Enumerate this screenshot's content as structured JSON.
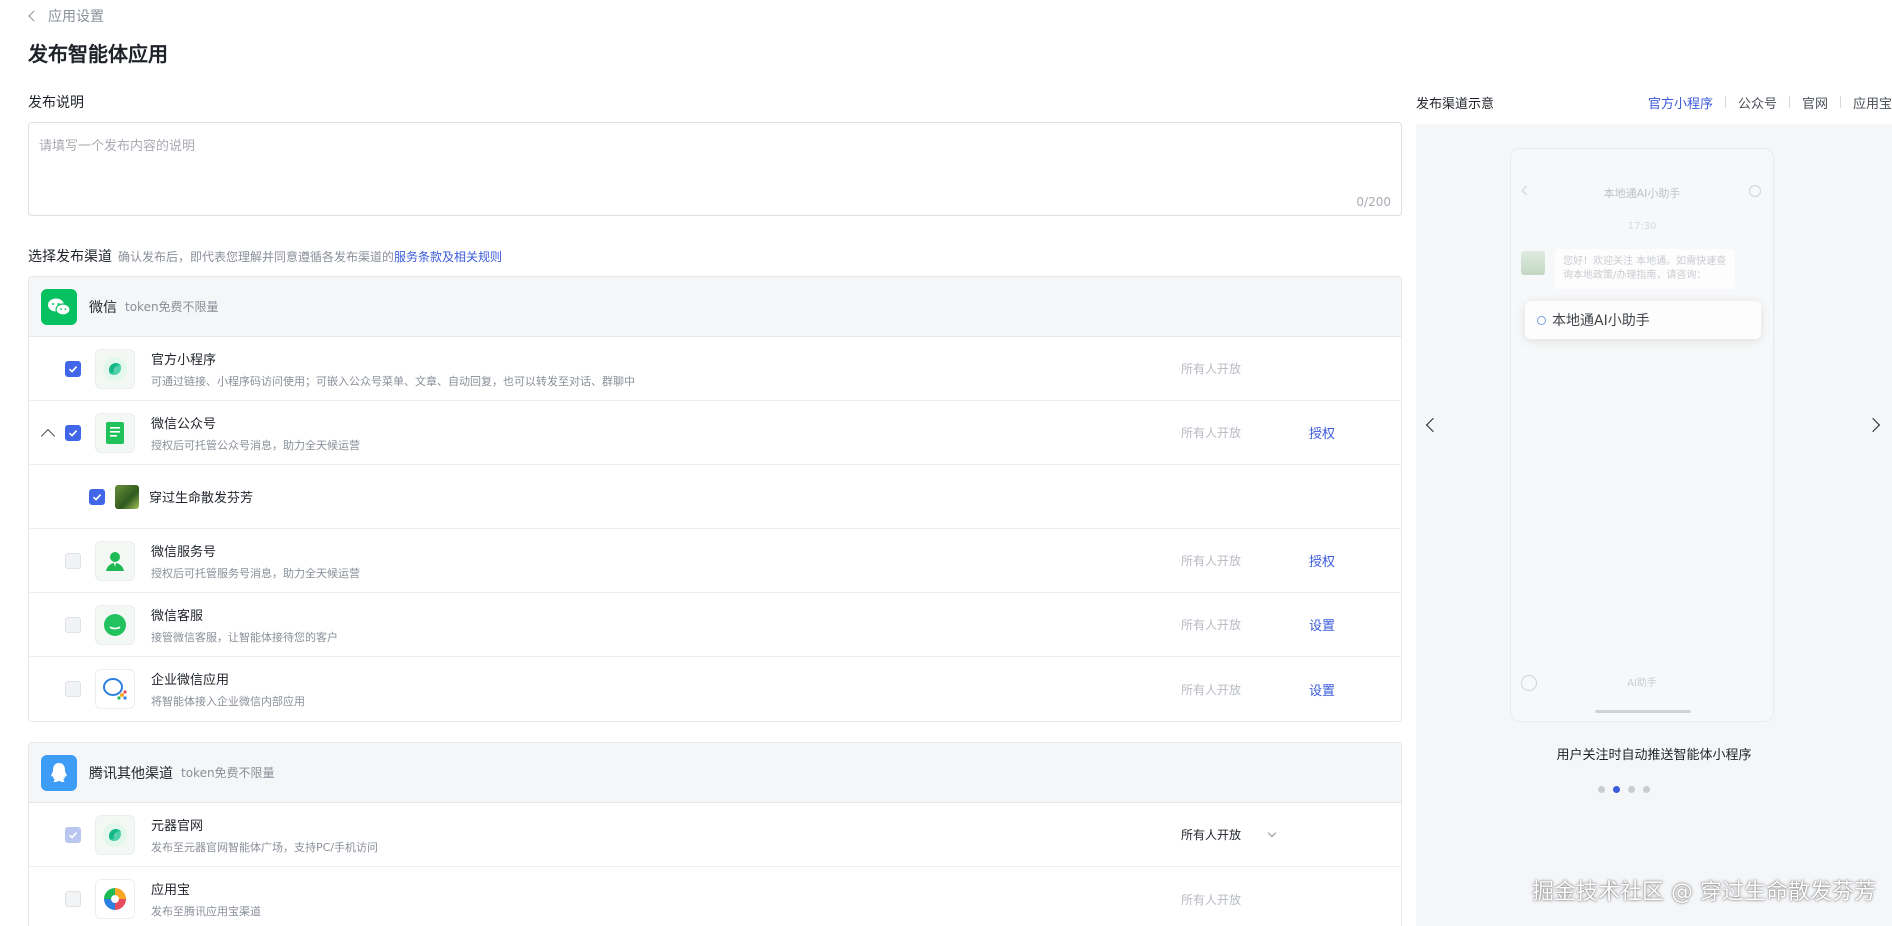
{
  "header": {
    "back_label": "应用设置",
    "title": "发布智能体应用"
  },
  "description": {
    "label": "发布说明",
    "placeholder": "请填写一个发布内容的说明",
    "value": "",
    "counter": "0/200"
  },
  "channels": {
    "label": "选择发布渠道",
    "hint": "确认发布后，即代表您理解并同意遵循各发布渠道的",
    "terms_link": "服务条款及相关规则",
    "groups": [
      {
        "title": "微信",
        "note": "token免费不限量",
        "icon": "wechat-icon",
        "items": [
          {
            "title": "官方小程序",
            "desc": "可通过链接、小程序码访问使用；可嵌入公众号菜单、文章、自动回复，也可以转发至对话、群聊中",
            "access": "所有人开放",
            "action": "",
            "checked": true
          },
          {
            "title": "微信公众号",
            "desc": "授权后可托管公众号消息，助力全天候运营",
            "access": "所有人开放",
            "action": "授权",
            "checked": true,
            "expanded": true,
            "sub": {
              "name": "穿过生命散发芬芳",
              "checked": true
            }
          },
          {
            "title": "微信服务号",
            "desc": "授权后可托管服务号消息，助力全天候运营",
            "access": "所有人开放",
            "action": "授权",
            "checked": false
          },
          {
            "title": "微信客服",
            "desc": "接管微信客服，让智能体接待您的客户",
            "access": "所有人开放",
            "action": "设置",
            "checked": false
          },
          {
            "title": "企业微信应用",
            "desc": "将智能体接入企业微信内部应用",
            "access": "所有人开放",
            "action": "设置",
            "checked": false
          }
        ]
      },
      {
        "title": "腾讯其他渠道",
        "note": "token免费不限量",
        "icon": "qq-icon",
        "items": [
          {
            "title": "元器官网",
            "desc": "发布至元器官网智能体广场，支持PC/手机访问",
            "access": "所有人开放",
            "checked": true
          },
          {
            "title": "应用宝",
            "desc": "发布至腾讯应用宝渠道",
            "access": "所有人开放",
            "checked": false
          }
        ]
      }
    ]
  },
  "preview": {
    "title": "发布渠道示意",
    "tabs": [
      "官方小程序",
      "公众号",
      "官网",
      "应用宝"
    ],
    "active_tab": 0,
    "phone": {
      "title": "本地通AI小助手",
      "time": "17:30",
      "message": "您好！欢迎关注 本地通。如需快速查询本地政策/办理指南，请咨询：",
      "card": "本地通AI小助手",
      "bottom_label": "AI助手"
    },
    "caption": "用户关注时自动推送智能体小程序",
    "dots": 4,
    "active_dot": 1
  },
  "watermark": "掘金技术社区 @ 穿过生命散发芬芳",
  "colors": {
    "accent": "#3b5bdb",
    "checkbox": "#4266e8",
    "wechat": "#07c160",
    "qq": "#3d9cf5"
  }
}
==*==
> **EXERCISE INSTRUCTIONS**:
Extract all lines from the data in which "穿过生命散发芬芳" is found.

> **SOLUTION**:
              "name": "穿过生命散发芬芳",
  "watermark": "掘金技术社区 @ 穿过生命散发芬芳",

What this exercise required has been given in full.